The second question asks, “Why did Randy Baumgardner house a registered sex offender in the same home as a seven-year-old kid?”
The question stems from reports last June that surfaced during his bitter primary against Sen. Jean White, R-Hayden, regarding Baumgardner having a registered sex offender living at his home in Grand County where his 7-year-old son also lives.
It was originally believed that Baumgardner had knowingly allowed the sex offender to live at his home unregistered, but those reports turned out to be false. Baumgardner said he housed the individual because he had paid his debt to society, and that he wanted to help give the man a second chance.

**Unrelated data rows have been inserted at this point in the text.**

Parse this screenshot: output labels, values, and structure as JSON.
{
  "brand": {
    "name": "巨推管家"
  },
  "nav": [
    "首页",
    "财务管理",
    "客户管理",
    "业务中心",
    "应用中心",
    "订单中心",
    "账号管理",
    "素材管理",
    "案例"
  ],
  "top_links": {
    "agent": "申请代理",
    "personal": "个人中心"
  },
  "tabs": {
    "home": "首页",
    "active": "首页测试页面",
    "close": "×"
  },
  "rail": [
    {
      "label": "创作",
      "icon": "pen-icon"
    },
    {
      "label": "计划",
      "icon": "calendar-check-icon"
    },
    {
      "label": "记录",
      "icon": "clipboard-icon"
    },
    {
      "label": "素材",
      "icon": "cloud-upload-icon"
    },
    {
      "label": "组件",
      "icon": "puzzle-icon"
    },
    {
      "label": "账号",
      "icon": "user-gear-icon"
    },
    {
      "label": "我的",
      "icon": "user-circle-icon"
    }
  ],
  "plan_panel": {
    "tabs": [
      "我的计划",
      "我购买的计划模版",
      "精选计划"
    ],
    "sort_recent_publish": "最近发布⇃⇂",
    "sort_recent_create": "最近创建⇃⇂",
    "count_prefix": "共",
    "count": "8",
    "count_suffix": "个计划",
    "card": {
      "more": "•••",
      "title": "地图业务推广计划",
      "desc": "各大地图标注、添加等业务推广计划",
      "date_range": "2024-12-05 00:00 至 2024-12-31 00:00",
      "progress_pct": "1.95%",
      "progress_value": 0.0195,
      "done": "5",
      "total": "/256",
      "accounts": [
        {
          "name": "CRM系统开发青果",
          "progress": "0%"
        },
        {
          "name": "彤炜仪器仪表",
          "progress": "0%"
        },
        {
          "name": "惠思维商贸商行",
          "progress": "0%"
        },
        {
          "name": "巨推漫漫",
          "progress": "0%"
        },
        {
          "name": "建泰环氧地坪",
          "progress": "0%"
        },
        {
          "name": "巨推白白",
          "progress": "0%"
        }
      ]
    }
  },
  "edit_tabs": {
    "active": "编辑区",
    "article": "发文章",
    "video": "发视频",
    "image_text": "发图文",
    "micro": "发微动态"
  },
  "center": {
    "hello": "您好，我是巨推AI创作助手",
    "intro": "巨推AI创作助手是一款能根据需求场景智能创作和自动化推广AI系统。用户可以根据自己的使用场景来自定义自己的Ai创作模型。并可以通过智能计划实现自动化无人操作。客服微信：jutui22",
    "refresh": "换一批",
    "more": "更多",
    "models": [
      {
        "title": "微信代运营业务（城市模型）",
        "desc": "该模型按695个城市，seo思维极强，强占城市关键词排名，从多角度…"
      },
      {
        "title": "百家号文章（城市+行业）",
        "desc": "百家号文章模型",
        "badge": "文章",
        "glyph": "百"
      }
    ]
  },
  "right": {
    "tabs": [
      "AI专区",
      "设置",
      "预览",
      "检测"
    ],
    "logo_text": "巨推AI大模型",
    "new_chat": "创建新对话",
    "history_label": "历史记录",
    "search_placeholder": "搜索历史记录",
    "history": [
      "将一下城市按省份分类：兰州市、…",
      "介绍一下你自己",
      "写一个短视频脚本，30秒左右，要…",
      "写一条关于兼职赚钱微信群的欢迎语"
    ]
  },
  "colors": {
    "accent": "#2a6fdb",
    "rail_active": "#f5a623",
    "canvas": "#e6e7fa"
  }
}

The third question wants to know, “Why did campaign operatives supporting Randy Baumgardner use the engagement photo of a New Jersey couple without permission and photo-shop it to mislead voters in an attack mailer?”
The question refers to a mailing sent during the primary, which featured a photograph of two men kissing, a swipe at the more moderate White’s consistent voting record in favor of same-sex civil unions in Colorado. The ad was paid for by Washington, D.C.-based Public Advocate of the United States, a conservative family values group.
The gay New Jersey couple featured in the ad has sued the political group for using their engagement photo, which was originally taken with the Manhattan skyline in the background. The photo was altered in the attack ad to remove the famous skyline and replace it with a Colorado theme.
The fourth question posed at MeetRandyBaumgardner.com simply asks where Baumgardner resides.
Tracy’s campaign points out that while Baumgardner reported his official residency for his Senate campaign as being in Cowdrey in Jackson County, his website lists it as being in Hot Sulphur Springs, in Grand County. As a state representative, Baumgardner has maintained that his residency is Hot Sulphur Springs.
Regardless, both counties and residences are in Senate District 8 following legislative reapportionment earlier this year.
The fifth question asks Raumgardner why he “resorted to lies” to win the Republican primary. It refers to comments made by White in The Denver Post and in other newspapers following her primary loss this summer. White had accused her Republican opponent of lying about his official residence, and his voting record.
White also told The Statesman at the time, “He was just misrepresenting my voting record; my stance on numerous issues… he lied to me; he lied about me; he lied about who he is, what he does, where he lives, who he votes for, and people believed the lies.”
The sixth question posed by the Tracy campaign website wants to know why the state representative “was willing to jeopardize western slope water projects in order to block a fair vote on another, unrelated bill.”
The question refers to a bill that died in the regular legislative session this year that would have authorized $61 million worth of loans and grants from the Colorado Water Conservation Board.
Gov. John Hickenlooper, a Democrat, was forced to call a special session to address several of the bills that died, including the water bill. It ultimately passed in the special session.
The final question put forth at MeetRandyBaumgardner.com asks, “Why was Randy Baumgardner the only western slope legislator to vote against the forest restoration program?”
The question takes a jab at Baumgardner’s vote against House Bill 1032, which continued the state’s forest restoration program for another five years. The bill passed the House by a vote of 57-6 — despite Baumgardner’s vote against it — and was signed by the governor.